Now the rage of the the far right-wingers has been even more puzzling, and the several acts of vandalism and threats to some Democratic lawmakers around the country this week are just bewildering.
But of course, the anger is not really about health-care, it is about government, and anyone familiar with American history knows that anti-government sentiment is an old American tradition that goes back to the founding of the colonies and the revolt of the colonies against king and parliament.
What I find particularly striking is the emotional response of those most conservative Americans when ever you have a conversation about politics, "government" or related issues (such as taxation). Immediately comes the word "freedom" with the assumption that government is there to take away their freedom (preferable through a conspiracy). The assumption is also that "true freedom" only exists in the US (contrary to "socialist Europe)" which makes those Americans closed to considering any other alternative (such as, in this case the European health-care system). In fact, there is no way to talk about anything else to those people.

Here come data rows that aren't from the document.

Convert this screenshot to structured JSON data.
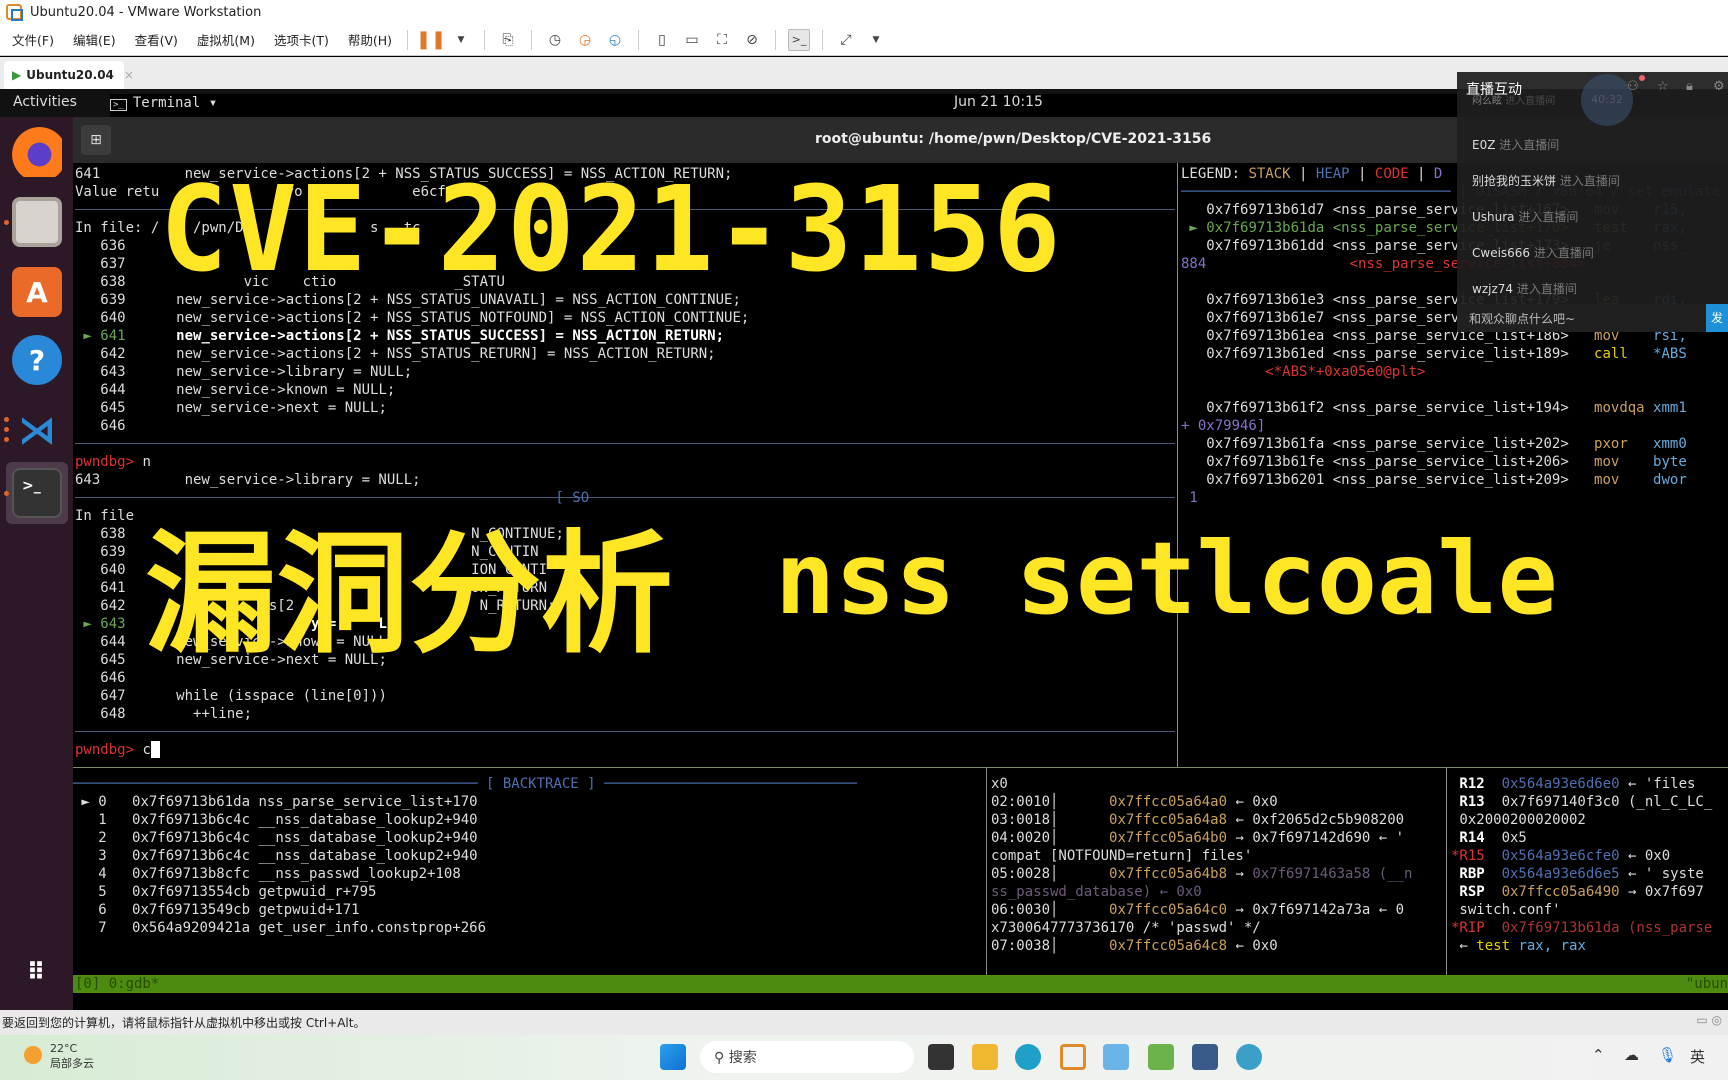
{
  "window": {
    "title": "Ubuntu20.04 - VMware Workstation"
  },
  "menu": [
    "文件(F)",
    "编辑(E)",
    "查看(V)",
    "虚拟机(M)",
    "选项卡(T)",
    "帮助(H)"
  ],
  "vm_tab": {
    "label": "Ubuntu20.04",
    "close": "×"
  },
  "ubuntu_bar": {
    "activities": "Activities",
    "app": "Terminal ▾",
    "clock": "Jun 21  10:15"
  },
  "terminal": {
    "title": "root@ubuntu: /home/pwn/Desktop/CVE-2021-3156",
    "source1": {
      "header1": "641          new_service->actions[2 + NSS_STATUS_SUCCESS] = NSS_ACTION_RETURN;",
      "header2": "Value retu              (vo             e6cfe0",
      "infile": "In file: /    /pwn/De              s   tc",
      "lines": [
        {
          "n": "636",
          "code": ""
        },
        {
          "n": "637",
          "code": "         de     ac"
        },
        {
          "n": "638",
          "code": "        vic    ctio              _STATU"
        },
        {
          "n": "639",
          "code": "new_service->actions[2 + NSS_STATUS_UNAVAIL] = NSS_ACTION_CONTINUE;"
        },
        {
          "n": "640",
          "code": "new_service->actions[2 + NSS_STATUS_NOTFOUND] = NSS_ACTION_CONTINUE;"
        },
        {
          "n": "641",
          "code": "new_service->actions[2 + NSS_STATUS_SUCCESS] = NSS_ACTION_RETURN;",
          "current": true
        },
        {
          "n": "642",
          "code": "new_service->actions[2 + NSS_STATUS_RETURN] = NSS_ACTION_RETURN;"
        },
        {
          "n": "643",
          "code": "new_service->library = NULL;"
        },
        {
          "n": "644",
          "code": "new_service->known = NULL;"
        },
        {
          "n": "645",
          "code": "new_service->next = NULL;"
        },
        {
          "n": "646",
          "code": ""
        }
      ]
    },
    "prompt1": {
      "prompt": "pwndbg>",
      "cmd": " n"
    },
    "step_line": "643          new_service->library = NULL;",
    "source_label": "[ SO",
    "source2": {
      "infile": "In file",
      "lines": [
        {
          "n": "638",
          "code": "                                   N_CONTINUE;"
        },
        {
          "n": "639",
          "code": "                                   N_CONTIN"
        },
        {
          "n": "640",
          "code": "                                   ION_CONTI"
        },
        {
          "n": "641",
          "code": "                                   ON_RETURN"
        },
        {
          "n": "642",
          "code": "          ns[2                      N_RETURN;"
        },
        {
          "n": "643",
          "code": "               ry =     L,",
          "current": true
        },
        {
          "n": "644",
          "code": "new_service->known = NULL;"
        },
        {
          "n": "645",
          "code": "new_service->next = NULL;"
        },
        {
          "n": "646",
          "code": ""
        },
        {
          "n": "647",
          "code": "while (isspace (line[0]))"
        },
        {
          "n": "648",
          "code": "  ++line;"
        }
      ]
    },
    "prompt2": {
      "prompt": "pwndbg>",
      "cmd": " c"
    },
    "backtrace": {
      "label": "[ BACKTRACE ]",
      "frames": [
        {
          "i": "0",
          "addr": "0x7f69713b61da",
          "sym": "nss_parse_service_list+170",
          "current": true
        },
        {
          "i": "1",
          "addr": "0x7f69713b6c4c",
          "sym": "__nss_database_lookup2+940"
        },
        {
          "i": "2",
          "addr": "0x7f69713b6c4c",
          "sym": "__nss_database_lookup2+940"
        },
        {
          "i": "3",
          "addr": "0x7f69713b6c4c",
          "sym": "__nss_database_lookup2+940"
        },
        {
          "i": "4",
          "addr": "0x7f69713b8cfc",
          "sym": "__nss_passwd_lookup2+108"
        },
        {
          "i": "5",
          "addr": "0x7f69713554cb",
          "sym": "getpwuid_r+795"
        },
        {
          "i": "6",
          "addr": "0x7f69713549cb",
          "sym": "getpwuid+171"
        },
        {
          "i": "7",
          "addr": "0x564a9209421a",
          "sym": "get_user_info.constprop+266"
        }
      ]
    },
    "stack": [
      {
        "t": "x0"
      },
      {
        "off": "02:0010",
        "addr": "0x7ffcc05a64a0",
        "arrow": " ← ",
        "val": "0x0"
      },
      {
        "off": "03:0018",
        "addr": "0x7ffcc05a64a8",
        "arrow": " ← ",
        "val": "0xf2065d2c5b908200"
      },
      {
        "off": "04:0020",
        "addr": "0x7ffcc05a64b0",
        "arrow": " → ",
        "val": "0x7f697142d690 ← '"
      },
      {
        "t": "compat [NOTFOUND=return] files'"
      },
      {
        "off": "05:0028",
        "addr": "0x7ffcc05a64b8",
        "arrow": " → ",
        "val": "0x7f6971463a58 (__n",
        "dim": true
      },
      {
        "t": "ss_passwd_database) ← 0x0",
        "dim": true
      },
      {
        "off": "06:0030",
        "addr": "0x7ffcc05a64c0",
        "arrow": " → ",
        "val": "0x7f697142a73a ← 0"
      },
      {
        "t": "x7300647773736170 /* 'passwd' */"
      },
      {
        "off": "07:0038",
        "addr": "0x7ffcc05a64c8",
        "arrow": " ← ",
        "val": "0x0"
      }
    ],
    "registers": [
      {
        "name": "R12",
        "val": "0x564a93e6d6e0",
        "rest": " ← 'files",
        "vc": "b"
      },
      {
        "name": "R13",
        "val": "0x7f697140f3c0",
        "rest": " (_nl_C_LC_",
        "vc": "plain"
      },
      {
        "raw": "0x2000200020002"
      },
      {
        "name": "R14",
        "val": "0x5",
        "rest": "",
        "vc": "plain"
      },
      {
        "name": "*R15",
        "val": "0x564a93e6cfe0",
        "rest": " ← 0x0",
        "vc": "b",
        "changed": true
      },
      {
        "name": "RBP",
        "val": "0x564a93e6d6e5",
        "rest": " ← ' syste",
        "vc": "b"
      },
      {
        "name": "RSP",
        "val": "0x7ffcc05a6490",
        "rest": " → 0x7f697",
        "vc": "o"
      },
      {
        "raw": "switch.conf'"
      },
      {
        "name": "*RIP",
        "val": "0x7f69713b61da",
        "rest": " (nss_parse",
        "vc": "dr",
        "changed": true
      },
      {
        "raw": "← test rax, rax",
        "instr": true
      }
    ],
    "legend": {
      "label": "LEGEND:",
      "stack": "STACK",
      "heap": "HEAP",
      "code": "CODE",
      "data": "D"
    },
    "disasm": {
      "label": "[ DISASM / x86-64 / set emulate on ]",
      "lines": [
        {
          "addr": "0x7f69713b61d7",
          "sym": "<nss_parse_service_list+167>",
          "op": "mov",
          "args": "r15,"
        },
        {
          "addr": "0x7f69713b61da",
          "sym": "<nss_parse_service_list+170>",
          "op": "test",
          "args": "rax,",
          "current": true
        },
        {
          "addr": "0x7f69713b61dd",
          "sym": "<nss_parse_service_list+173>",
          "op": "je",
          "args": "nss_"
        },
        {
          "pre": "884",
          "sub": "<nss_parse_service_list+884>"
        },
        {
          "blank": true
        },
        {
          "addr": "0x7f69713b61e3",
          "sym": "<nss_parse_service_list+179>",
          "op": "lea",
          "args": "rdi,"
        },
        {
          "addr": "0x7f69713b61e7",
          "sym": "<nss_parse_service_list+183>",
          "op": "",
          "args": ""
        },
        {
          "addr": "0x7f69713b61ea",
          "sym": "<nss_parse_service_list+186>",
          "op": "mov",
          "args": "rsi,"
        },
        {
          "addr": "0x7f69713b61ed",
          "sym": "<nss_parse_service_list+189>",
          "op": "call",
          "args": "*ABS",
          "call": true
        },
        {
          "sub2": "<*ABS*+0xa05e0@plt>"
        },
        {
          "blank": true
        },
        {
          "addr": "0x7f69713b61f2",
          "sym": "<nss_parse_service_list+194>",
          "op": "movdqa",
          "args": "xmm1"
        },
        {
          "pre2": "+ 0x79946]"
        },
        {
          "addr": "0x7f69713b61fa",
          "sym": "<nss_parse_service_list+202>",
          "op": "pxor",
          "args": "xmm0"
        },
        {
          "addr": "0x7f69713b61fe",
          "sym": "<nss_parse_service_list+206>",
          "op": "mov",
          "args": "byte"
        },
        {
          "addr": "0x7f69713b6201",
          "sym": "<nss_parse_service_list+209>",
          "op": "mov",
          "args": "dwor"
        },
        {
          "pre3": "1"
        }
      ]
    },
    "tmux": {
      "left": "[0] 0:gdb*",
      "right": "\"ubun"
    }
  },
  "overlay": {
    "line1": "CVE-2021-3156",
    "line2a": "漏洞分析",
    "line2b": "nss setlcoale",
    "color": "#ffe624"
  },
  "live_panel": {
    "title": "直播互动",
    "badge_count": "40:32",
    "entries": [
      {
        "name": "闷么眩",
        "action": "进入直播间"
      },
      {
        "name": "E0Z",
        "action": "进入直播间"
      },
      {
        "name": "别抢我的玉米饼",
        "action": "进入直播间"
      },
      {
        "name": "Ushura",
        "action": "进入直播间"
      },
      {
        "name": "Cweis666",
        "action": "进入直播间"
      },
      {
        "name": "wzjz74",
        "action": "进入直播间"
      }
    ],
    "chat_placeholder": "和观众聊点什么吧~",
    "send_label": "发"
  },
  "vm_status": "要返回到您的计算机，请将鼠标指针从虚拟机中移出或按 Ctrl+Alt。",
  "taskbar": {
    "temp": "22°C",
    "weather": "局部多云",
    "search": "搜索",
    "ime": "英"
  }
}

Of course, freedom lies at the heart of the American identity as individuals and as a nation. The word itself is so emotionally charged in the U.S. that most Americans use it without thinking about what it really means If you ask them, they may mention "democracy" or most certainly "free market", and maybe the right to bear arms and more generally, they'll talk about less government and less taxation - which are both seen as necessary evils.
This very limited definition of freedom is deeply rooted in the national narrative - after all, wasn't the American Revolution fought because of taxation of a "tyrannical" British government? (when in reality, Americans had more freedom than their contemporaries). Isn't the American hero a self-relying rugged individual? These may be myths but many Americans believe in them and find it hard to question a system and an ideology that, in their eyes, has been proved successful. After, all, isn't that because of her "unique freedom" that the United-States has become the most powerful and the wealthiest in the world?
So goes the reasoning anyway.
But the reason why health-care became such a hot issue is political is that the Conservative wing of the Republican party (which is most of it) and its media tool, Fox News, have been using and twisting his national narrative for their own agenda (and that of the insurance lobbyists).
If you think of it, in reality more freedoms were taken away from the American people by the Patriot Act than any other measure since WWII, the government became more powerful under Bush or Reagan than Clinton, and the deficit grew during Republican administrations and decreased under the Democrats. Where was the outrage then? Where were the Tea Party nuts?
The very fact that so many Americans can go bezerk and extreme over the issue of "government" shows that it is deeply entrenched in a twisted national narrative - it goes beyond reason. Times have changed and this is not the 18th or 19th century any more. Of course, in reality freedom is not under threat and tyranny of government is not around the corner. If the American right-wing nuts were not so rigid in their view of freedom and less isolated intellectually from the rest of the civilized world, they would see that access to health-care is a more important freedom in this day and age than free access to weapons, which, ironically they would defend to the death.